Brief. For each line in the data that includes "suffix", make a copy.

Given data.
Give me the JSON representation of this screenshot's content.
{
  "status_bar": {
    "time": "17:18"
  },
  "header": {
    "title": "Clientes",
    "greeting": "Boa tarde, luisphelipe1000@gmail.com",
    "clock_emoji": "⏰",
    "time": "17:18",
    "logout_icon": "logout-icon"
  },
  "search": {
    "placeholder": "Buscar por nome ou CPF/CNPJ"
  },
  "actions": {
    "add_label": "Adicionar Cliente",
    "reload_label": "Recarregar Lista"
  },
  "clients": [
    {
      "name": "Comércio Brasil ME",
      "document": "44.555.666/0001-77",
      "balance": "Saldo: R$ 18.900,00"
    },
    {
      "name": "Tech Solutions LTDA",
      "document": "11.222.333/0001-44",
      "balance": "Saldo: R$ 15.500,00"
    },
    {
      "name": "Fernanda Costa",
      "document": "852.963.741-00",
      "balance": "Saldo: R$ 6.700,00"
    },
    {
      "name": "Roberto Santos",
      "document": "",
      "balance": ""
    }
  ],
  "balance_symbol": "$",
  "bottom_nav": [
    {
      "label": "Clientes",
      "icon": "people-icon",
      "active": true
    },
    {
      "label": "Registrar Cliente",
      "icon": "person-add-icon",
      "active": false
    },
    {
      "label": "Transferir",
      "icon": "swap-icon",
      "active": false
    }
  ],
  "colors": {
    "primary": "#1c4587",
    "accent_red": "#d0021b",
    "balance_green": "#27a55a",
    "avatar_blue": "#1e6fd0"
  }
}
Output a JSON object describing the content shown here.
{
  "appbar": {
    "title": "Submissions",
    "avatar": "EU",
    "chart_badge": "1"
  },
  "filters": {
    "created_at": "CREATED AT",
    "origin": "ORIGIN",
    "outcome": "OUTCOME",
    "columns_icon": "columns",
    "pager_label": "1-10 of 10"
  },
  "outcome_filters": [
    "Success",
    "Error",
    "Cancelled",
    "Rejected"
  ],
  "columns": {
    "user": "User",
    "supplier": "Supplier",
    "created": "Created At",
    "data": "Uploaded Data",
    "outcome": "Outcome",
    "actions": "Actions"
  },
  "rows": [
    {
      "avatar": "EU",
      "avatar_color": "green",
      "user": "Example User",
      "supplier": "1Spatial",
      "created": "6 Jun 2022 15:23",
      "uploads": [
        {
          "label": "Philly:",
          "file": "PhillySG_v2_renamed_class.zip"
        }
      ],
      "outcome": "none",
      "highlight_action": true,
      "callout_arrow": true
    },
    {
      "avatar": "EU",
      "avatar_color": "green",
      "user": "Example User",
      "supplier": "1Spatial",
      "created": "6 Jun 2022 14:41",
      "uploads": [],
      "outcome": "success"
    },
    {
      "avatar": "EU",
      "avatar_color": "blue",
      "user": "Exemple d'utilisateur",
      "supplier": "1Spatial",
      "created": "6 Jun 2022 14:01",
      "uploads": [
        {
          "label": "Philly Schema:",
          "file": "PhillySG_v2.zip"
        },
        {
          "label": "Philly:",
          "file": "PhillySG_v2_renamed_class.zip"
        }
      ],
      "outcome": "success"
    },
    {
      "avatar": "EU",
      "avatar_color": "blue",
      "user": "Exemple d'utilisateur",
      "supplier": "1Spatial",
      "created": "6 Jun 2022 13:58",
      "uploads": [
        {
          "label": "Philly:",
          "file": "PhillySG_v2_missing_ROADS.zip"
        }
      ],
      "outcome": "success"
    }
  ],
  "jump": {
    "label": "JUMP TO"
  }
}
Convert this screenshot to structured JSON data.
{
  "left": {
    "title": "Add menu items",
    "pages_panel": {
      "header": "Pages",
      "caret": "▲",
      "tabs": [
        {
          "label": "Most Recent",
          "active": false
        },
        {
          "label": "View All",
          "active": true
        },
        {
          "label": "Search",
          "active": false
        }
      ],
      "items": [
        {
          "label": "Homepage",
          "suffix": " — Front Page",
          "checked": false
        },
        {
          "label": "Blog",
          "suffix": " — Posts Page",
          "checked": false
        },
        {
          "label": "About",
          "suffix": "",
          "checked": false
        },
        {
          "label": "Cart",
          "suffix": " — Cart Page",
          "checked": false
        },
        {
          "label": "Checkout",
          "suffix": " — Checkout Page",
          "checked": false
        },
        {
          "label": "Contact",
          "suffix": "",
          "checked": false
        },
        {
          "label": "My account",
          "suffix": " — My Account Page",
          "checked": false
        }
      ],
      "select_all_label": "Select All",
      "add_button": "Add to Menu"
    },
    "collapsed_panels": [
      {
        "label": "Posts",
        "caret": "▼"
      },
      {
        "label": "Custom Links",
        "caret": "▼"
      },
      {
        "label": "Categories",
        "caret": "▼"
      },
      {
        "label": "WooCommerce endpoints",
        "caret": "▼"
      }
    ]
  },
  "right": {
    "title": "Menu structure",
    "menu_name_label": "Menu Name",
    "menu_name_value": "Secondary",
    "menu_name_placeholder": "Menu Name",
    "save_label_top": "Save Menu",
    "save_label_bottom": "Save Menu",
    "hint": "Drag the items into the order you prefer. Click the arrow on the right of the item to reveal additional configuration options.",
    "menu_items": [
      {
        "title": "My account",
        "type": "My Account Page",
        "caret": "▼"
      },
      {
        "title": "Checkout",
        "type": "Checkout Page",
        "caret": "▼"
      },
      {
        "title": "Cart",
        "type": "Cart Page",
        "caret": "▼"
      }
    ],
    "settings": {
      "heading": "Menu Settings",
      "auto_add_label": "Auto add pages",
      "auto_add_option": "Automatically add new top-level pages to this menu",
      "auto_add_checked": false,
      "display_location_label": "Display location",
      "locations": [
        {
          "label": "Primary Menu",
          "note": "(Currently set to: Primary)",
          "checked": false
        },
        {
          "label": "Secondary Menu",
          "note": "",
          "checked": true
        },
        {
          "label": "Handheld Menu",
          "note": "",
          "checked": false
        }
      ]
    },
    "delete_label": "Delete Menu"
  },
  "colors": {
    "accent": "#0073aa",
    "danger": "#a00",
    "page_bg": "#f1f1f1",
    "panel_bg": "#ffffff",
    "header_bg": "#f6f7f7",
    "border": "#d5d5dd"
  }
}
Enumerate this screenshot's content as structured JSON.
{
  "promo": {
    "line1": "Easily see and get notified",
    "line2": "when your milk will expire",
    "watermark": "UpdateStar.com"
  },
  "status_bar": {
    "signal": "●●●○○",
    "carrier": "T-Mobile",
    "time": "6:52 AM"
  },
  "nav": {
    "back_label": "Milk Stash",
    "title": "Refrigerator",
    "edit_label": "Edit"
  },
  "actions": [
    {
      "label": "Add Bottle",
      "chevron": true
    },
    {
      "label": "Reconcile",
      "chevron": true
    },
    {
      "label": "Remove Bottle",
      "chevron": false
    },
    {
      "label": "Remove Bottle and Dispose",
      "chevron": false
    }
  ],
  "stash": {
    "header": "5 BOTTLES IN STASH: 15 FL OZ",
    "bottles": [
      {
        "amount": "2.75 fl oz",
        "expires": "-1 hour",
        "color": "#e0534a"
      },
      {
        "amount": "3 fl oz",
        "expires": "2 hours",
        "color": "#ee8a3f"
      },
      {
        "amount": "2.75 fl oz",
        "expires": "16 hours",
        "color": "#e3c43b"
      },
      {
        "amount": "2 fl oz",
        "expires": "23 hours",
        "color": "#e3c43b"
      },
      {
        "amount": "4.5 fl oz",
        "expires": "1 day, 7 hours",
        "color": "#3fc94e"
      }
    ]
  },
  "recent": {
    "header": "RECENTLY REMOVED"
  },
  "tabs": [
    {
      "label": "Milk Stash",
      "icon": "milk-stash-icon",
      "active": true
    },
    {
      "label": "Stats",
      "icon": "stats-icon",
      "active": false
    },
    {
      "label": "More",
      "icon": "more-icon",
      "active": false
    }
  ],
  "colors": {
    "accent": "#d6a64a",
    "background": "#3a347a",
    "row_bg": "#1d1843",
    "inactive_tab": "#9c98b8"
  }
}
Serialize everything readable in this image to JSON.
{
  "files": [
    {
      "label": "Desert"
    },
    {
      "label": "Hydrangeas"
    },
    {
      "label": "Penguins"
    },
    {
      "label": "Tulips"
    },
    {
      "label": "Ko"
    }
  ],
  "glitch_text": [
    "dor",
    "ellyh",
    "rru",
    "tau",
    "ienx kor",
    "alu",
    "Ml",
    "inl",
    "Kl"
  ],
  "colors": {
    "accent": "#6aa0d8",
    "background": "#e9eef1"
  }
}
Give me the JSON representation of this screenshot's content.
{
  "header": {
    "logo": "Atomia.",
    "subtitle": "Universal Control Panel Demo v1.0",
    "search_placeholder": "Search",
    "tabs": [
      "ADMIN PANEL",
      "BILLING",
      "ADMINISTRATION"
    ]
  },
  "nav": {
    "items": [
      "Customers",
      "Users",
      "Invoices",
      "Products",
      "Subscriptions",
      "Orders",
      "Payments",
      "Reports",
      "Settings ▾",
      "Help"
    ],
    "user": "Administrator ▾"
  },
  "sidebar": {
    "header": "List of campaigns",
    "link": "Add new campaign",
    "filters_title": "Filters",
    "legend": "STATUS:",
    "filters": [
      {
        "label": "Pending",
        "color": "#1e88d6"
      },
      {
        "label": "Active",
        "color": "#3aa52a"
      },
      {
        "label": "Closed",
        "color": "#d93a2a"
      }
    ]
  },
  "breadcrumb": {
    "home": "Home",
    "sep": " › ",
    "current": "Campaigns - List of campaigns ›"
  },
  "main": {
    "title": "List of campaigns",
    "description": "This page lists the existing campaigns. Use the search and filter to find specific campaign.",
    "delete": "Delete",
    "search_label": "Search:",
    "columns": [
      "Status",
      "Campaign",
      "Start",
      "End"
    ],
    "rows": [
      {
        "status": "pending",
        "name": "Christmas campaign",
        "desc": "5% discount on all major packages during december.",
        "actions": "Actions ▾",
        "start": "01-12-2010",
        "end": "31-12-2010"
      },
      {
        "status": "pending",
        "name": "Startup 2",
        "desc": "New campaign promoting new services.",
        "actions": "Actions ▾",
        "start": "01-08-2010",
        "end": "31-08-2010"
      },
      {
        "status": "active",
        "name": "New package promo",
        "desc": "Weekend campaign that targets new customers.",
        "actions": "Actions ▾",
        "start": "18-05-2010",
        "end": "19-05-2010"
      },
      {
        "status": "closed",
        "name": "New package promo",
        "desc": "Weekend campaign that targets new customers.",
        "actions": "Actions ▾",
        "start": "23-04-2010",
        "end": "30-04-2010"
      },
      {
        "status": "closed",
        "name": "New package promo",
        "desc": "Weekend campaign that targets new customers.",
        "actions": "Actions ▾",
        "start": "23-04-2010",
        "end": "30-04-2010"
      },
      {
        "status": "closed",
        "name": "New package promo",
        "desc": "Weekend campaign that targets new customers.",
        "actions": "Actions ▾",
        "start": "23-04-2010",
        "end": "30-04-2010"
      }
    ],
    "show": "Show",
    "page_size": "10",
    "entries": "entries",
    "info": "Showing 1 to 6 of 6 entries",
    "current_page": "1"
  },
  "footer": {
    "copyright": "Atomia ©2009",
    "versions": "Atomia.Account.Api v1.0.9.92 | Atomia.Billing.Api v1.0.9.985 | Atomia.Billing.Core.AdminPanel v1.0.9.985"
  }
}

Answer to the exercise.
          "suffix": " — Front Page",
          "suffix": " — Posts Page",
          "suffix": "",
          "suffix": " — Cart Page",
          "suffix": " — Checkout Page",
          "suffix": "",
          "suffix": " — My Account Page",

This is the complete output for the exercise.